Yemen's ailing economy relies on oil and gas production. However, the past few years have been marked by a series of attacks on oil infrastructure. The economy lost $4.75bn from March 2011 to March 2013 as pipelines were frequently sabotaged, the country's Oil and Minerals Minister Ahmed Abdullah Daris said in January.
The communications ministry said acts of sabotage had cost the Public Telecommunications Company almost $7bn in the first half of 2013 alone.
The attacks have been carried out by perpetrators ranging from tribes with a grudge against the government or their neighbours to militants from al-Qaida in the Arabian Peninsula.
The Houthi Movement
The following days and weeks will be critical for Yemen's future and that of Hadi.
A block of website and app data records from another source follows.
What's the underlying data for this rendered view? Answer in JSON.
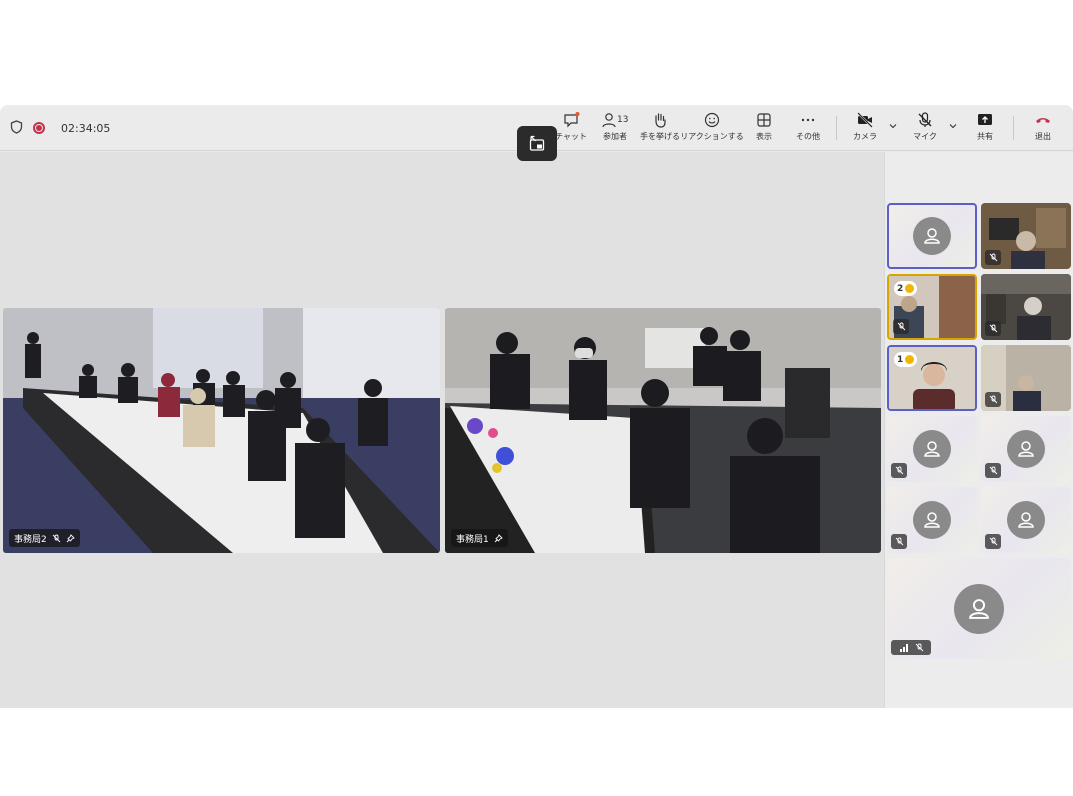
{
  "toolbar": {
    "timer": "02:34:05",
    "participant_count": "13",
    "buttons": {
      "chat": "チャット",
      "people": "参加者",
      "raise_hand": "手を挙げる",
      "react": "リアクションする",
      "view": "表示",
      "more": "その他",
      "camera": "カメラ",
      "mic": "マイク",
      "share": "共有",
      "leave": "退出"
    }
  },
  "stage": {
    "videos": [
      {
        "label": "事務局2"
      },
      {
        "label": "事務局1"
      }
    ]
  },
  "gallery": {
    "hand_badges": [
      "2",
      "1"
    ]
  },
  "colors": {
    "accent": "#5b5fc7",
    "leave": "#c4314b",
    "hand": "#f2b600"
  }
}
The protesters, led by the opportunistic Houthi movement, have rejected the compromise that he proposed, leaving the two camps at tense standoff.
The Houthi movement originated in Yemen's northern province of Saada in the mid-1990s when it was associated with the Zaidi sect of Shia Islam. A decade later, the group armed itself and waged an insurgency against the government, calling for greater political rights and autonomy for their sect.
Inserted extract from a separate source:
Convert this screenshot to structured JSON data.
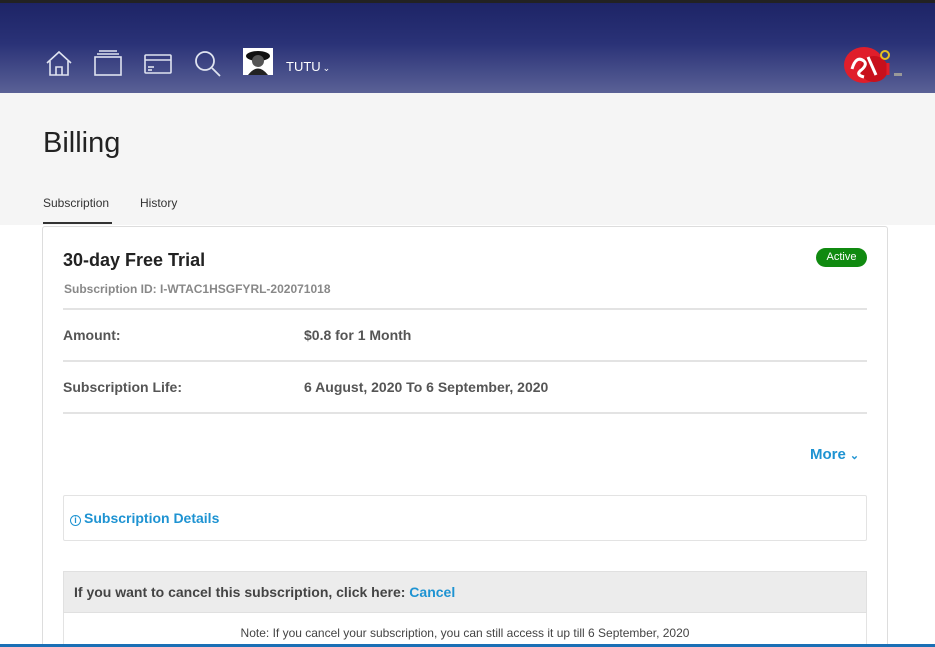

When former president Ali Abdullah Saleh was ousted in 2011, the Houthis entered the political transition process in the country. While the process legitimised the group, their leadership grew impatient with the speed of reform and felt they were being excluded yet again.
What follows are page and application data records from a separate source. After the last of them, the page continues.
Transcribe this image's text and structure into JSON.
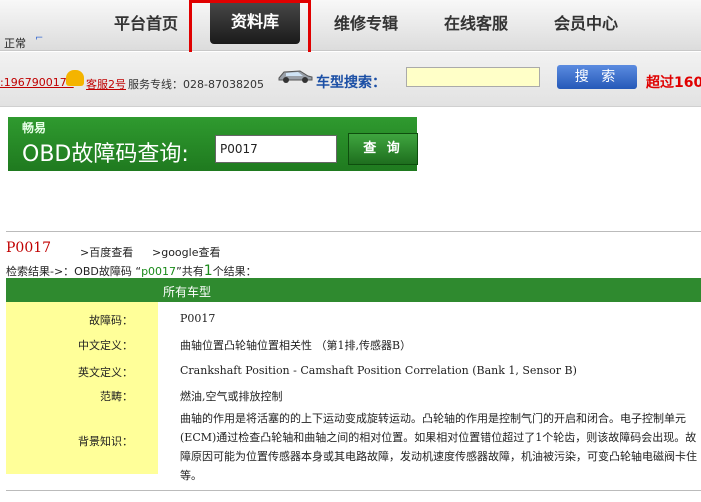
{
  "nav": {
    "items": [
      "平台首页",
      "资料库",
      "维修专辑",
      "在线客服",
      "会员中心"
    ],
    "status": "正常"
  },
  "info": {
    "phone": ":1967900174",
    "kefu": "客服2号",
    "hotline": "服务专线：028-87038205",
    "car_search_label": "车型搜索：",
    "search_button": "搜 索",
    "over_text": "超过160"
  },
  "obd": {
    "small_label": "畅易",
    "title": "OBD故障码查询:",
    "input_value": "P0017",
    "button": "查 询"
  },
  "result": {
    "code": "P0017",
    "baidu_link": ">百度查看",
    "google_link": ">google查看",
    "prefix": "检索结果->：OBD故障码",
    "query": "p0017",
    "middle": "共有",
    "count": "1",
    "suffix": "个结果："
  },
  "table": {
    "header": "所有车型",
    "rows": [
      {
        "label": "故障码：",
        "value": "P0017"
      },
      {
        "label": "中文定义：",
        "value": "曲轴位置凸轮轴位置相关性 （第1排,传感器B）"
      },
      {
        "label": "英文定义：",
        "value": "Crankshaft Position - Camshaft Position Correlation (Bank 1, Sensor B)"
      },
      {
        "label": "范畴：",
        "value": "燃油,空气或排放控制"
      },
      {
        "label": "背景知识：",
        "value": "曲轴的作用是将活塞的的上下运动变成旋转运动。凸轮轴的作用是控制气门的开启和闭合。电子控制单元(ECM)通过检查凸轮轴和曲轴之间的相对位置。如果相对位置错位超过了1个轮齿，则该故障码会出现。故障原因可能为位置传感器本身或其电路故障，发动机速度传感器故障，机油被污染，可变凸轮轴电磁阀卡住等。"
      }
    ]
  }
}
In their most recent incarnation, the Houthis have tapped into widespread anti-government sentiment throughout the country, bringing thousands of ordinary Yemenis on to the streets of the capital to protest against the lifting of subsidies.
The presence of thousands of armed men, camping out and marching in Sana'a was enough to push the president into reversing his decision to cut fuel subsidies.
Hadi's Credibility At Home and Abroad
While the IMF, the United States and other foreign donors will loathe to see costly subsidies being reinstated in Yemen, they will probably understand the political pressure the president is facing and give him some breathing room.
But with the Houthis showing no sign of demobilising, the tension could reach a critical point in the near future.
"If these steps do not pacify the Houthi movement and they continue to be aggressive and step up their protests then the big question will be: 'What does President Hadi do next?'" Greenfield told IBTimes UK.
"I think how he responds will be the test of his credibility, both in the eyes of his own population and in the eyes of the international community."
Hadi knows that he will need the backing of international bodies such as the IMF if Yemen is to emerge from the series of crises in which it is currently bogged down.
The recently approved IMF loan "isn't really enough to move Yemen beyond this crisis management point. What it will do is maintain basic macroeconomic stability, essentially budget support," said Greenfield.
"Whether it's enough to actually them to generate real economic growth and create new job opportunities remains to be seen. A lot of that will depend on the policies that they implement at the same time," she added.
That is the crux of the situation Hadi is facing. With domestic and international forces pulling him in opposing directions, it will require immense political skill to maintain credibility with both camps.